Instructions for the task: Find the word "JSON" in the records below. List each line containing it.

Available records:
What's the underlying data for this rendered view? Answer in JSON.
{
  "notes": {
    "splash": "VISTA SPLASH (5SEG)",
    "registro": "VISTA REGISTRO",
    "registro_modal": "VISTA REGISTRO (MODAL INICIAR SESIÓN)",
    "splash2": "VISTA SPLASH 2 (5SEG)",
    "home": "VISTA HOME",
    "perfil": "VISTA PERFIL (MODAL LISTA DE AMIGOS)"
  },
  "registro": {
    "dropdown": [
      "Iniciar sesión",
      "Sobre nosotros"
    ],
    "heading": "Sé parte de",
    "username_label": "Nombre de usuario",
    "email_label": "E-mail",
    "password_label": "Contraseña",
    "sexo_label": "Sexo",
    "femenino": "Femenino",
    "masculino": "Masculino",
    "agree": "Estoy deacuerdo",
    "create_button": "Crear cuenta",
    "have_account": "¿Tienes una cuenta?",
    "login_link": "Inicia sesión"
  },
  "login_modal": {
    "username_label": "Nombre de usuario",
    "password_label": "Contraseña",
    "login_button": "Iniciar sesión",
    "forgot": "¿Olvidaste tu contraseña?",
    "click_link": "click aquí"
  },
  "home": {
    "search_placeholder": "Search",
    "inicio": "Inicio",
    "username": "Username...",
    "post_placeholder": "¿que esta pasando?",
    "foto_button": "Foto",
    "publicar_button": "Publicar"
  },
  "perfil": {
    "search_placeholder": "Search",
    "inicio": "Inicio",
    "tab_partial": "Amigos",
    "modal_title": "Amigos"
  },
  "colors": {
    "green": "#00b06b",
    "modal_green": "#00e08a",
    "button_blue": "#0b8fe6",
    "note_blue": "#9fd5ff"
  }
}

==

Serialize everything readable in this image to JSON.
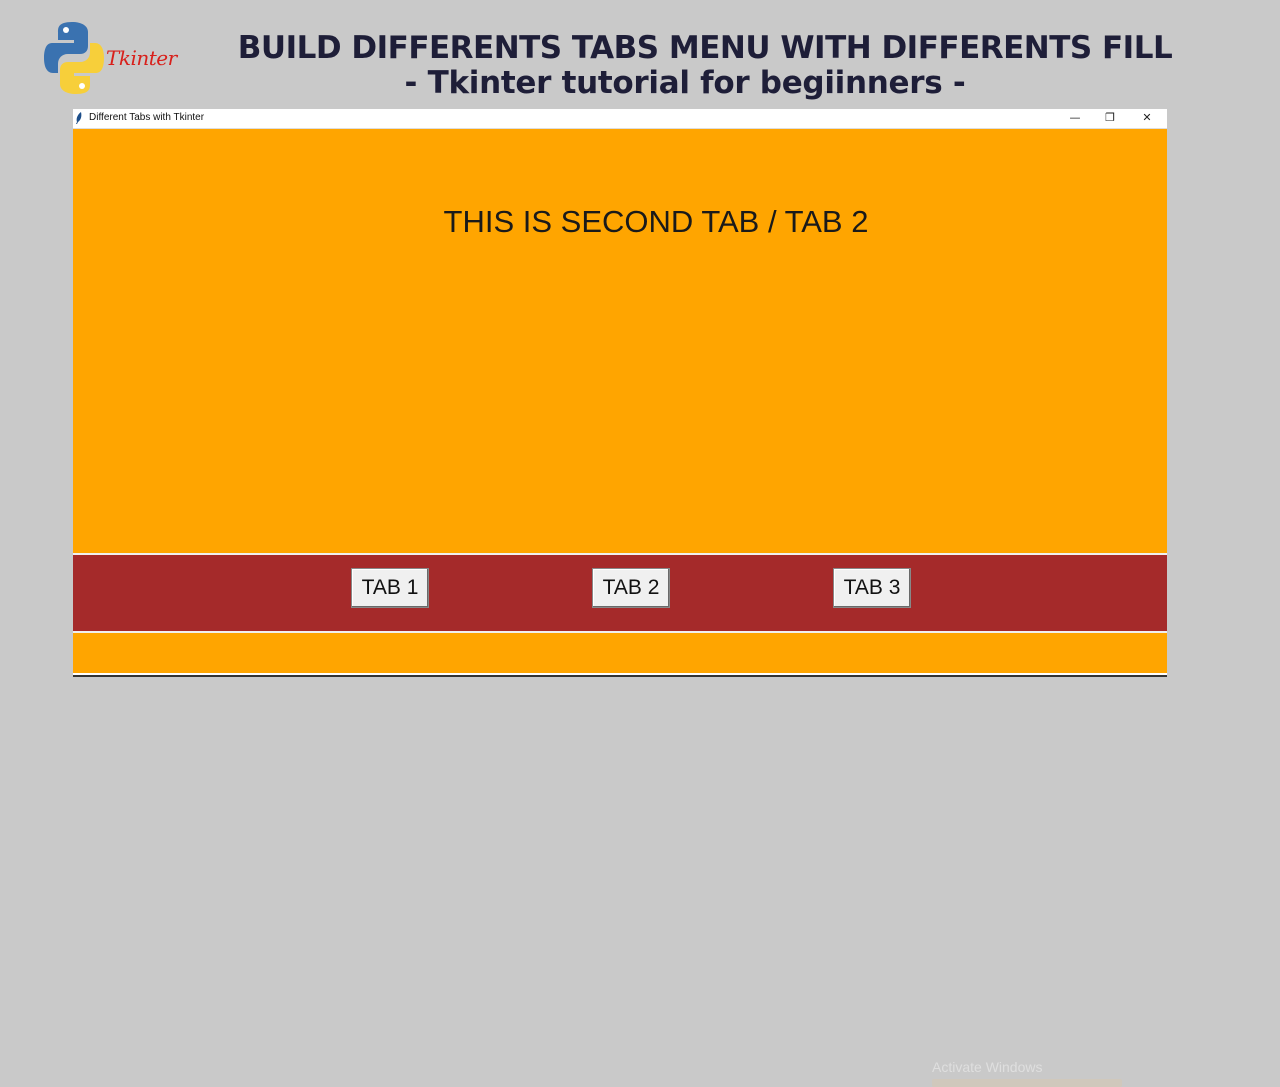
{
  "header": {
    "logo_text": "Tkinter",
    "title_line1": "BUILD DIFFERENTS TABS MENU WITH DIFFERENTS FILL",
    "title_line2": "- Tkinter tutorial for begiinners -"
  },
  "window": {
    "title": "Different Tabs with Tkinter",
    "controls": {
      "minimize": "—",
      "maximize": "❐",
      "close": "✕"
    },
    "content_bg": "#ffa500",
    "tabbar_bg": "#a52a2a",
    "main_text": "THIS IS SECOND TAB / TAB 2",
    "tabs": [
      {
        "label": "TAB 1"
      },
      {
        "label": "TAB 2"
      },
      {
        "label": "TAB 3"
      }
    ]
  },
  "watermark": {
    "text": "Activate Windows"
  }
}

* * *

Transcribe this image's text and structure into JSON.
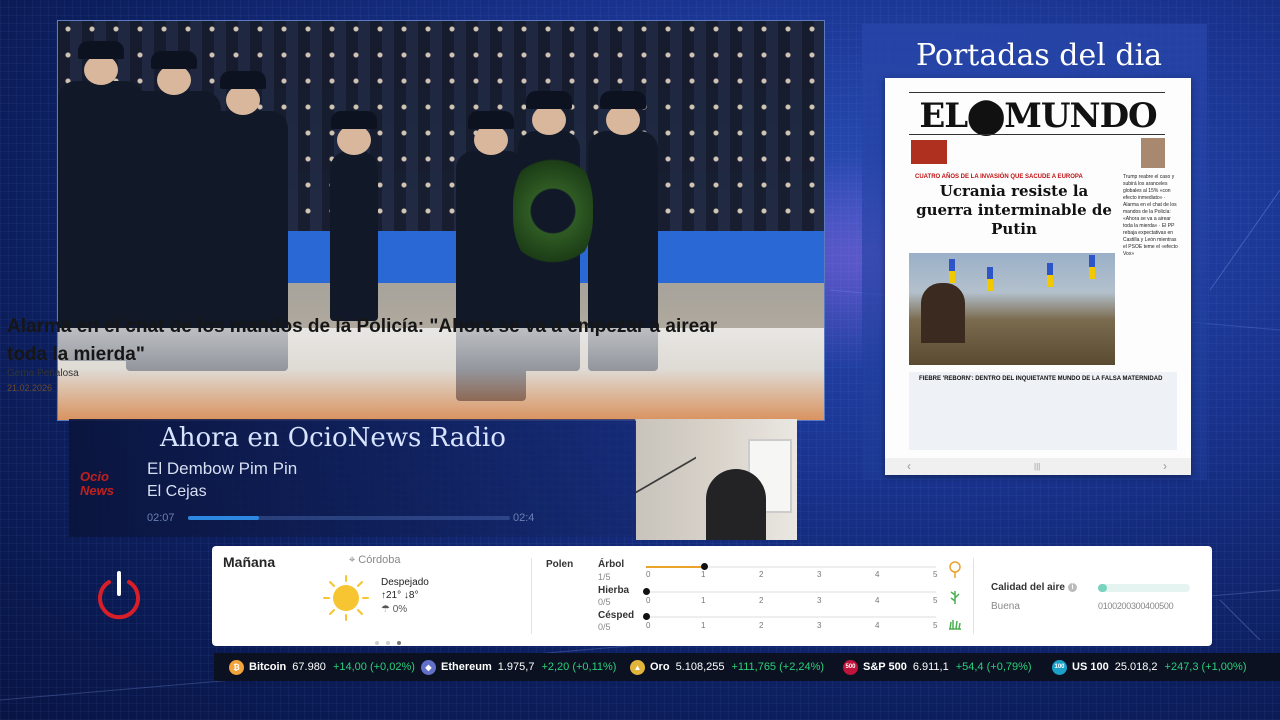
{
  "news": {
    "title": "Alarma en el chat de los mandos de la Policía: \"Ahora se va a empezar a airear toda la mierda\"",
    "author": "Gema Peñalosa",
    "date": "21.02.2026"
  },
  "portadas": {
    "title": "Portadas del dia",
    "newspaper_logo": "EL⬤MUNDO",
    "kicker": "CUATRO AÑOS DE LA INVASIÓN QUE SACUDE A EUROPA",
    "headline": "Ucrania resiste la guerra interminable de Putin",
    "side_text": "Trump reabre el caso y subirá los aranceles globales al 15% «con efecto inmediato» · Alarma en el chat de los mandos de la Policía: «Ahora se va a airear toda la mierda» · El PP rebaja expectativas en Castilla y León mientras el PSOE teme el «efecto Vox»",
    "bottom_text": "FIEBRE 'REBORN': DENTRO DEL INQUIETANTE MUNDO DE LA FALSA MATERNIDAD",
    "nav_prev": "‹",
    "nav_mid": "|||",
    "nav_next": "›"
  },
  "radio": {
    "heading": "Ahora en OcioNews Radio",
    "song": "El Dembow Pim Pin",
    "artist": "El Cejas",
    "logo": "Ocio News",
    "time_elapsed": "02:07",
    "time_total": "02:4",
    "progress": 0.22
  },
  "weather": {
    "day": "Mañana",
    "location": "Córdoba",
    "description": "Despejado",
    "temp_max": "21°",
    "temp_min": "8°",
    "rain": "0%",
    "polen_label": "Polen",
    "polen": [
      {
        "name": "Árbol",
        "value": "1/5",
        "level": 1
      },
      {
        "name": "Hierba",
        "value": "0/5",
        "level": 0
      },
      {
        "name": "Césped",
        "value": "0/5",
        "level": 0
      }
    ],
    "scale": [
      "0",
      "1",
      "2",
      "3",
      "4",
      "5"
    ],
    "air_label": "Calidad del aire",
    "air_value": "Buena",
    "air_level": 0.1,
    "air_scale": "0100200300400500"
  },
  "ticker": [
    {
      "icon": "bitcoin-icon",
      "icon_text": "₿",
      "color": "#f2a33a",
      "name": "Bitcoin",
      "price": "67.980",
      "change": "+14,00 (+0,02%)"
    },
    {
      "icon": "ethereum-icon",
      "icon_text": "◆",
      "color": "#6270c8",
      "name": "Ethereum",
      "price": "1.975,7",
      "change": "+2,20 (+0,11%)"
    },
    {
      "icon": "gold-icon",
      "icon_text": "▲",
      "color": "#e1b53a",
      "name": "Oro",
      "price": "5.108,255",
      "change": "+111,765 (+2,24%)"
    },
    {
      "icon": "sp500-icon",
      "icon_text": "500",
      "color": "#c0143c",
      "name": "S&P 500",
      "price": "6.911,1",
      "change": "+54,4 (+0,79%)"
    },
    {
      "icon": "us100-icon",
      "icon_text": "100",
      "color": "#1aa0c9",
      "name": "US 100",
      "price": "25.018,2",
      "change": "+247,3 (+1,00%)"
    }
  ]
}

Solution:
What's the underlying data for this rendered view? Answer in JSON.
Serialize everything readable in this image to JSON.
Transcribe this image's text and structure into JSON.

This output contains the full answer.